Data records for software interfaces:
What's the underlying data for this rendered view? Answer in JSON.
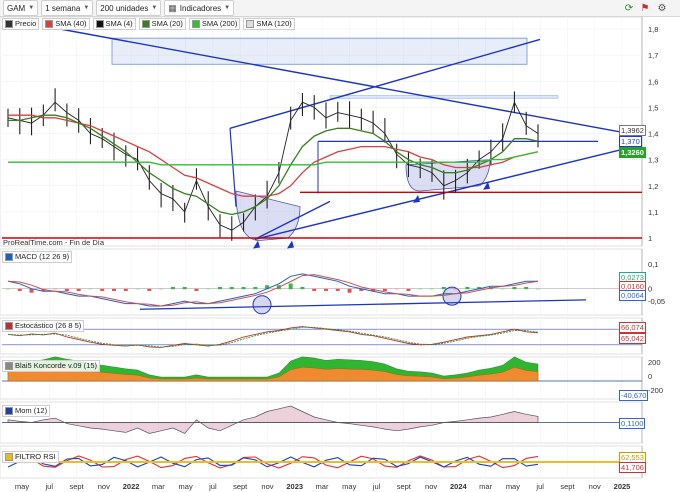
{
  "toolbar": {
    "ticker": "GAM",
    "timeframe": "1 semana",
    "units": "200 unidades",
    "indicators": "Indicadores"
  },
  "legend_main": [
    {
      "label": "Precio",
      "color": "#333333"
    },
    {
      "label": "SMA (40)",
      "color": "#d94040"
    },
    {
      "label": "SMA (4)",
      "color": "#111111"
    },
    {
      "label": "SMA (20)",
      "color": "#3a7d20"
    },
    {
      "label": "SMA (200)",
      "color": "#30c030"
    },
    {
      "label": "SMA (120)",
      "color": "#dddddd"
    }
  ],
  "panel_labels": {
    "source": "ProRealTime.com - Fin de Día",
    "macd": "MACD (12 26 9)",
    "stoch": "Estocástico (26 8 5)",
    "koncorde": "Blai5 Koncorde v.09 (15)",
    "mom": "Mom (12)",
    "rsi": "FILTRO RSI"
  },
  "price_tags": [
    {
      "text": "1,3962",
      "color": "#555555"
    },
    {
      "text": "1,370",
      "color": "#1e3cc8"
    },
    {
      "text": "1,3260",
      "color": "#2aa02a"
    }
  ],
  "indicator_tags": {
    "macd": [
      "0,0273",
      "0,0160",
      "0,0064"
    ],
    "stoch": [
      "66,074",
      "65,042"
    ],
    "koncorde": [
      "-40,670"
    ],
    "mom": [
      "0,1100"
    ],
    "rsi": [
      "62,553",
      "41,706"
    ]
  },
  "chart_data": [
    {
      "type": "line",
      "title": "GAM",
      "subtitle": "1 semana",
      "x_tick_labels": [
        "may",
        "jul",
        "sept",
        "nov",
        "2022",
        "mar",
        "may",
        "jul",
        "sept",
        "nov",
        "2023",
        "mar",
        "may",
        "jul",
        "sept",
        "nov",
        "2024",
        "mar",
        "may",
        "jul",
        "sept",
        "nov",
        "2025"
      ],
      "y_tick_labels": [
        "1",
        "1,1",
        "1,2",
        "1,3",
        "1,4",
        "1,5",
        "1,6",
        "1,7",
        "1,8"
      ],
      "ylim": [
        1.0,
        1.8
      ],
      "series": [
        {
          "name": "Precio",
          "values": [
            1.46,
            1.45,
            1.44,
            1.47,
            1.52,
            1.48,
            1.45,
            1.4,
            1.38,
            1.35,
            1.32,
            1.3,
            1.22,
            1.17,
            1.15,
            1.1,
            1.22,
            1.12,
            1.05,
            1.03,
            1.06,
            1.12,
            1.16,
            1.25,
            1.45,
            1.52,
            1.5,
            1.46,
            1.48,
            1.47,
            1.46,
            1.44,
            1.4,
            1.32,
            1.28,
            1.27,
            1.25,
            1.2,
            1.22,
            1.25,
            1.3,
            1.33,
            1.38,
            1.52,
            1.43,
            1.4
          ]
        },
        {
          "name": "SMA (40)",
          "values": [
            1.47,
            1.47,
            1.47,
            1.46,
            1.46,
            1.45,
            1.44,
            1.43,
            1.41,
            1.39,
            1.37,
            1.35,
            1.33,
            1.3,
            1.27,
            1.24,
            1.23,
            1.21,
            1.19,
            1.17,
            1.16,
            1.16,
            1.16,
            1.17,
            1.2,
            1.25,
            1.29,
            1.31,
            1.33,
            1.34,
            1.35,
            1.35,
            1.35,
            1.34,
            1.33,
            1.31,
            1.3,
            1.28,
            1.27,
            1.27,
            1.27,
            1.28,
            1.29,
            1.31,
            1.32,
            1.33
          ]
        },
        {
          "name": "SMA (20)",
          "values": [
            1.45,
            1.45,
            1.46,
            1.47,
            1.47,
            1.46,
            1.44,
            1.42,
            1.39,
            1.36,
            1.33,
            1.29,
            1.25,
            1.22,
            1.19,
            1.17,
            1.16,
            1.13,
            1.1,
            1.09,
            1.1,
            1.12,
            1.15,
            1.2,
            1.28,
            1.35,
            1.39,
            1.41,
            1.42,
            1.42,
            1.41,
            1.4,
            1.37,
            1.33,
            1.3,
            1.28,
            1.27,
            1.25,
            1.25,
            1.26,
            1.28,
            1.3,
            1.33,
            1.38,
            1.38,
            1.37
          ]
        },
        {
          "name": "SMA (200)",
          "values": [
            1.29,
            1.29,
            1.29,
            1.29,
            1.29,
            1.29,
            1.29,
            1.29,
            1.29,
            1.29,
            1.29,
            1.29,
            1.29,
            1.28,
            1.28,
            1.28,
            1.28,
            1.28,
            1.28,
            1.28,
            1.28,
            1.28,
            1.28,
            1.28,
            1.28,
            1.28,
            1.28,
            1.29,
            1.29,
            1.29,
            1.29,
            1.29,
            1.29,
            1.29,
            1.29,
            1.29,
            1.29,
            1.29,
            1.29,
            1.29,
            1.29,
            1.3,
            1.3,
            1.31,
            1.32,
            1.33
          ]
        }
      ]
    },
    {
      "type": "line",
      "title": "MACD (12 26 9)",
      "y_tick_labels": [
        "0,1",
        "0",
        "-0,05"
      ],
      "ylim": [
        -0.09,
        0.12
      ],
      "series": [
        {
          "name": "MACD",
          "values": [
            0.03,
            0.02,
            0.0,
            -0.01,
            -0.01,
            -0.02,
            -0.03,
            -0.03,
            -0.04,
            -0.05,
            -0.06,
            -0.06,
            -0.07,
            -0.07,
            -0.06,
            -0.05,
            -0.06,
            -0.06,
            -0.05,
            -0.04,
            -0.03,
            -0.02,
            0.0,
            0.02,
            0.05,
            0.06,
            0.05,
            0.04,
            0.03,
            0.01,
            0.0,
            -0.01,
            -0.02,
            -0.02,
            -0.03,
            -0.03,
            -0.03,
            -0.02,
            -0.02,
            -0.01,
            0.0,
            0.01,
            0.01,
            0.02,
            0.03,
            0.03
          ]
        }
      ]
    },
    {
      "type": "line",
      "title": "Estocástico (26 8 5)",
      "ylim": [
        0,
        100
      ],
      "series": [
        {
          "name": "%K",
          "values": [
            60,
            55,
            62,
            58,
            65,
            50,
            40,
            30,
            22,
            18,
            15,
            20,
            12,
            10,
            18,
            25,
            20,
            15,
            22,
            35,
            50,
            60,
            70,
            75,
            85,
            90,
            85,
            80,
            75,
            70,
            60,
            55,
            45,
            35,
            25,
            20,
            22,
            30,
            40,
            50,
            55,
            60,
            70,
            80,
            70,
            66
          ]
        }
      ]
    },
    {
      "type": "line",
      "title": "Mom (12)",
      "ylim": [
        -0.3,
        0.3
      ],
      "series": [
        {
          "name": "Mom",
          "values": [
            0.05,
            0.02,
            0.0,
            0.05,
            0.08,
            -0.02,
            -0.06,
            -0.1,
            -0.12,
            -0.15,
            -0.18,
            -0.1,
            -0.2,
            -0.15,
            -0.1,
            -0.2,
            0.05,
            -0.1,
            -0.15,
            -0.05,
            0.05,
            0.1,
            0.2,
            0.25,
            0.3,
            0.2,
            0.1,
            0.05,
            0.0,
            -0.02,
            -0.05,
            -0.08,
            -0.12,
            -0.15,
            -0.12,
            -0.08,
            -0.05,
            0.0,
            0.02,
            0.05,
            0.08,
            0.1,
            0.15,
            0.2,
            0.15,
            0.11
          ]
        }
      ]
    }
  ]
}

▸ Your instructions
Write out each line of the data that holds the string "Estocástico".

▸ Result for this task
    "stoch": "Estocástico (26 8 5)",
      "title": "Estocástico (26 8 5)",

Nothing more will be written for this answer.